[DATA SHOWN — start]
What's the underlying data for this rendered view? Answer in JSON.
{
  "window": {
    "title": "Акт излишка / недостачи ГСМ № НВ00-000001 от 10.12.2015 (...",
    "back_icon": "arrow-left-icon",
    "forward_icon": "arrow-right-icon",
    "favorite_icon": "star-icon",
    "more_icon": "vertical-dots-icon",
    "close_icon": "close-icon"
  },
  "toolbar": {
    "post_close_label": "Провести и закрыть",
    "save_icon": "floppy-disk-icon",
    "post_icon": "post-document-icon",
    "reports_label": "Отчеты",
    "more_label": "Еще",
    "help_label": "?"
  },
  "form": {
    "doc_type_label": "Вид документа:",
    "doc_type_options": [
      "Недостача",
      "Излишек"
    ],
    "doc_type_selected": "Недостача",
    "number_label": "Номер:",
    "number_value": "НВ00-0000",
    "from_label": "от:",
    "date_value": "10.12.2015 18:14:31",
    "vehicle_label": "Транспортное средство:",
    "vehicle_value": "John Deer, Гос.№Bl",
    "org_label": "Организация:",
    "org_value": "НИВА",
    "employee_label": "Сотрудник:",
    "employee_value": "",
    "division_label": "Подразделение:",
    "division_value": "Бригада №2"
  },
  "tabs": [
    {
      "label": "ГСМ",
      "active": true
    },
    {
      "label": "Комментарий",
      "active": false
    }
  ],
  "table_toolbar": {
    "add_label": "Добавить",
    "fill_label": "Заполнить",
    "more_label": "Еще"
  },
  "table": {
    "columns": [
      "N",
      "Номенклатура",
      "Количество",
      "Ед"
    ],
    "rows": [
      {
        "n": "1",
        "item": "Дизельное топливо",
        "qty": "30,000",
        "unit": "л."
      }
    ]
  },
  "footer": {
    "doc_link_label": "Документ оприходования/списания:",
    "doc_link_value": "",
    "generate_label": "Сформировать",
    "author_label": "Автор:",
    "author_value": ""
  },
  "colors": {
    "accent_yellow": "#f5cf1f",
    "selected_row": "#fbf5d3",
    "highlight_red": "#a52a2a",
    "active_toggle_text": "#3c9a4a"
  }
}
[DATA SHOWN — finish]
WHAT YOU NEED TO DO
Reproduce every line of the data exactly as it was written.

REPLY
What's the underlying data for this rendered view? Answer in JSON.
{
  "window": {
    "title": "Акт излишка / недостачи ГСМ № НВ00-000001 от 10.12.2015 (...",
    "back_icon": "arrow-left-icon",
    "forward_icon": "arrow-right-icon",
    "favorite_icon": "star-icon",
    "more_icon": "vertical-dots-icon",
    "close_icon": "close-icon"
  },
  "toolbar": {
    "post_close_label": "Провести и закрыть",
    "save_icon": "floppy-disk-icon",
    "post_icon": "post-document-icon",
    "reports_label": "Отчеты",
    "more_label": "Еще",
    "help_label": "?"
  },
  "form": {
    "doc_type_label": "Вид документа:",
    "doc_type_options": [
      "Недостача",
      "Излишек"
    ],
    "doc_type_selected": "Недостача",
    "number_label": "Номер:",
    "number_value": "НВ00-0000",
    "from_label": "от:",
    "date_value": "10.12.2015 18:14:31",
    "vehicle_label": "Транспортное средство:",
    "vehicle_value": "John Deer, Гос.№Bl",
    "org_label": "Организация:",
    "org_value": "НИВА",
    "employee_label": "Сотрудник:",
    "employee_value": "",
    "division_label": "Подразделение:",
    "division_value": "Бригада №2"
  },
  "tabs": [
    {
      "label": "ГСМ",
      "active": true
    },
    {
      "label": "Комментарий",
      "active": false
    }
  ],
  "table_toolbar": {
    "add_label": "Добавить",
    "fill_label": "Заполнить",
    "more_label": "Еще"
  },
  "table": {
    "columns": [
      "N",
      "Номенклатура",
      "Количество",
      "Ед"
    ],
    "rows": [
      {
        "n": "1",
        "item": "Дизельное топливо",
        "qty": "30,000",
        "unit": "л."
      }
    ]
  },
  "footer": {
    "doc_link_label": "Документ оприходования/списания:",
    "doc_link_value": "",
    "generate_label": "Сформировать",
    "author_label": "Автор:",
    "author_value": ""
  },
  "colors": {
    "accent_yellow": "#f5cf1f",
    "selected_row": "#fbf5d3",
    "highlight_red": "#a52a2a",
    "active_toggle_text": "#3c9a4a"
  }
}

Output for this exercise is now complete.